Journaling Prompts for New Mothers: Tips for capturing the magic of motherhood in your scrapbook
by Susie Cortright
If there's one story my kids love to hear again and again, it's the story of their birth. But they are interested in more than the birth statistics. They want to know how I felt. They want to know how much their new presence in the world meant to me.
The most meaningful baby albums, scrapbooks, and journals go beyond the details of birth weight and time-of-day to capture the true emotion behind the birth.
Here are some questions to help you remember the details - whether it was yesterday or years ago.
When responding to each of these journaling prompts, don't do so directly on the pages of your scrapbook. Write the answers in a journal or even a piece of scrap paper first, and make sure to keep your pen moving across the page.
Try not to think too hard about what you are writing. Just try to just keep that pen moving - and don't cross out anything. You'll edit your journaling later and choose which details to include on your scrapbook pages. The most powerful words and emotions often aren't the first to flow from your mind.
If you get stuck, write "I remember" and then write the first thing that comes to mind.
Sit with these questions and journal your way to poignant memories and the most sentimental of scrapbooks.
What do you remember about your surroundings at the time of the birth? What was the temperature like? The lighting? Detail the sights and sounds. What small, specific details can you recall that really bring the memories home? For me, it was the cherry Popsicle the nurse wanted me to eat and my husband's coffee, the smell of which made me so nauseous that my nurse made him take it a trashcan clear down the hallway. What was it for you?
What about the process of childbirth did you find surprising? (I know, the answer is "everything!" but try to find some specifics). You'll notice that the more specific the memories you recall, the more poignant they will be to those who shared the experience with you.

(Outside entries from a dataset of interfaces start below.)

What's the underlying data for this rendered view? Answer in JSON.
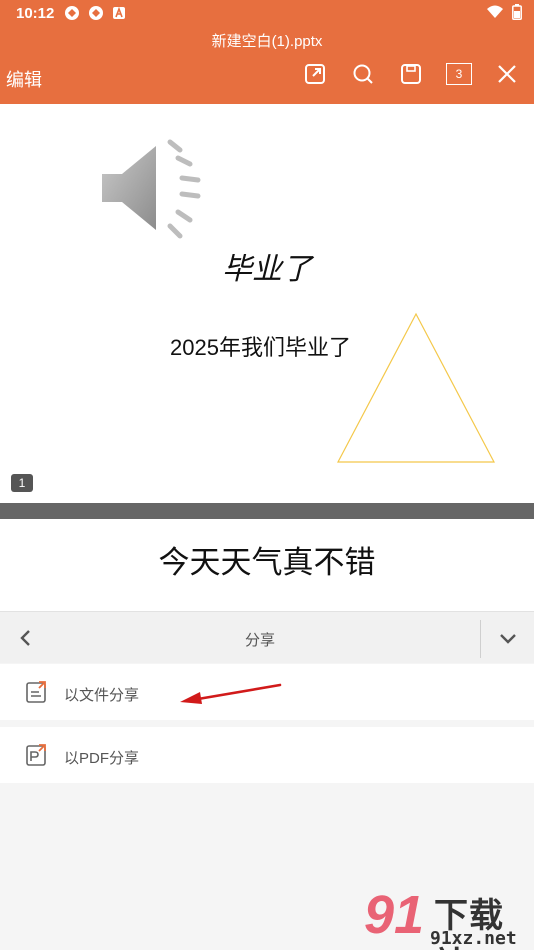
{
  "status": {
    "time": "10:12"
  },
  "header": {
    "file_title": "新建空白(1).pptx",
    "edit_label": "编辑",
    "page_count": "3",
    "bg_color": "#e76f3f"
  },
  "slide1": {
    "title": "毕业了",
    "text": "2025年我们毕业了",
    "page_number": "1",
    "triangle_color": "#f4c84a"
  },
  "slide2": {
    "title": "今天天气真不错"
  },
  "share_panel": {
    "title": "分享",
    "items": [
      {
        "label": "以文件分享",
        "icon": "file-share-icon"
      },
      {
        "label": "以PDF分享",
        "icon": "pdf-share-icon"
      }
    ]
  },
  "watermark": {
    "brand": "91",
    "name": "下载站",
    "url": "91xz.net"
  }
}
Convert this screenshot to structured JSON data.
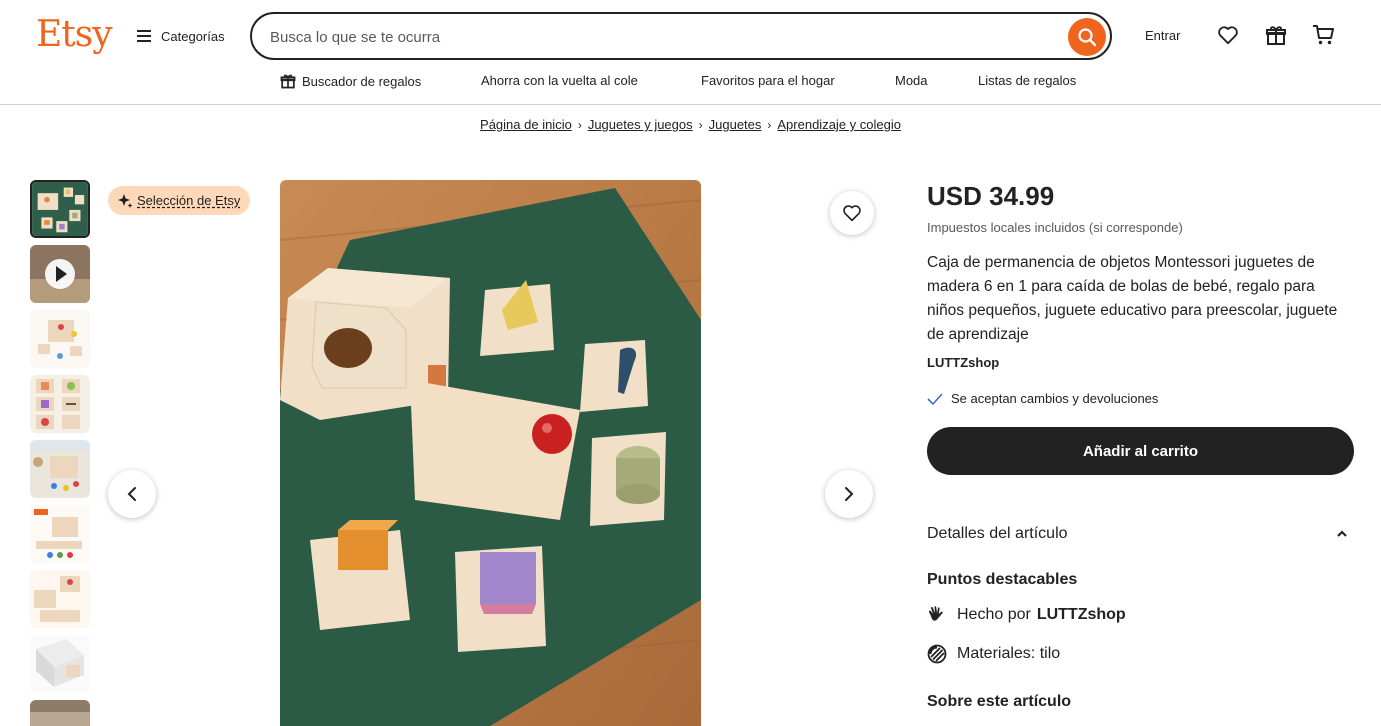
{
  "brand": {
    "logo": "Etsy",
    "accent_color": "#f1641e"
  },
  "header": {
    "categories_label": "Categorías",
    "search": {
      "placeholder": "Busca lo que se te ocurra",
      "value": ""
    },
    "signin_label": "Entrar",
    "icons": [
      "heart-icon",
      "gift-icon",
      "cart-icon"
    ]
  },
  "nav": {
    "items": [
      {
        "label": "Buscador de regalos",
        "icon": "gift-icon"
      },
      {
        "label": "Ahorra con la vuelta al cole"
      },
      {
        "label": "Favoritos para el hogar"
      },
      {
        "label": "Moda"
      },
      {
        "label": "Listas de regalos"
      }
    ]
  },
  "breadcrumb": [
    "Página de inicio",
    "Juguetes y juegos",
    "Juguetes",
    "Aprendizaje y colegio"
  ],
  "gallery": {
    "badge": "Selección de Etsy",
    "thumbnail_count": 9,
    "active_thumbnail": 1
  },
  "product": {
    "price": "USD 34.99",
    "taxes_note": "Impuestos locales incluidos (si corresponde)",
    "title": "Caja de permanencia de objetos Montessori juguetes de madera 6 en 1 para caída de bolas de bebé, regalo para niños pequeños, juguete educativo para preescolar, juguete de aprendizaje",
    "shop_name": "LUTTZshop",
    "returns_note": "Se aceptan cambios y devoluciones",
    "add_to_cart_label": "Añadir al carrito",
    "details_heading": "Detalles del artículo",
    "highlights_heading": "Puntos destacables",
    "made_by_prefix": "Hecho por",
    "made_by_shop": "LUTTZshop",
    "materials": "Materiales: tilo",
    "about_heading": "Sobre este artículo"
  }
}
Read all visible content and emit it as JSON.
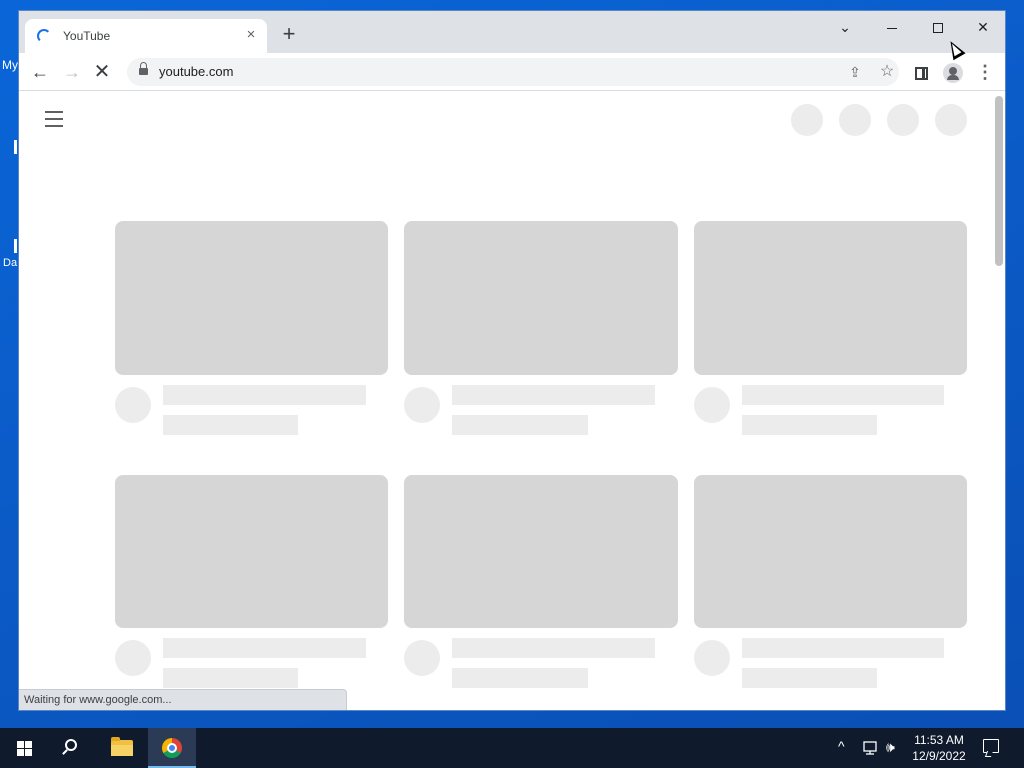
{
  "desktop": {
    "icon1_label": "My",
    "icon2_label": "Da"
  },
  "browser": {
    "tab": {
      "title": "YouTube",
      "close_glyph": "×"
    },
    "new_tab_glyph": "+",
    "window_controls": {
      "search_glyph": "⌄",
      "close_glyph": "✕"
    },
    "toolbar": {
      "back_glyph": "←",
      "forward_glyph": "→",
      "stop_glyph": "✕",
      "url": "youtube.com",
      "share_glyph": "⇪",
      "star_glyph": "☆",
      "menu_glyph": "⋮"
    },
    "status_text": "Waiting for www.google.com..."
  },
  "taskbar": {
    "tray_chevron": "^",
    "volume_glyph": "🕪",
    "time": "11:53 AM",
    "date": "12/9/2022"
  },
  "icons": {
    "tab_loading": "loading-spinner-icon",
    "lock": "lock-icon",
    "profile": "profile-icon"
  }
}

Describe the feeling when your baby was first placed in your arms. Think about the experience in terms of a snapshot. Imagine someone had taken a photo, just then. Describe the photo. What one or two details most stick in your mind about the experience?
Who were your first visitors?
What was your first meal after childbirth?
What was it like to feed your baby for the first time? Make a mental snapshot of those first feedings.
What are your memories of your spouse or partner? What feelings washed over you when you were together with the baby for the first time?
Were there any feelings of fear? If so, why?
What advice would you now have for mothers-to-be?
Reflect on how you told distant family members about the baby's birth.
Recall how you felt upon seeing the other members of your family. In what special way did they each bond with the baby?
What was the first song you sang to your baby?
Tell the story of bringing the baby home from the hospital. What was the first thing you remember doing?
Do you remember when you were first all alone with your new baby, in your home? Describe how you felt.
What values do you most wish to pass on to your new baby?
What dreams do you have for him or her?
In what way are you proud of yourself - as a new mother?
How did the instance of becoming a mother change you? How did your worldview change upon becoming a mother?
How did your relationship with your own mother change? Was there a shift in perspective?
Using the above questions as a guide, try to open up and go beyond the surface of the moment. Writing about the birth experience will help you tap the true bliss of your baby's birth. For many of us, this is the most life-changing moment that we will undergo. Make it last for generations.
Susie Cortright is the founder of Momscape.com, where you can find free baby shower ideas as well as free scrapbooking ideas. Visit her site today and get a subscription to her Scrapbooking Ideas newsletter for free: http://www.momscape.com/subscribe.htm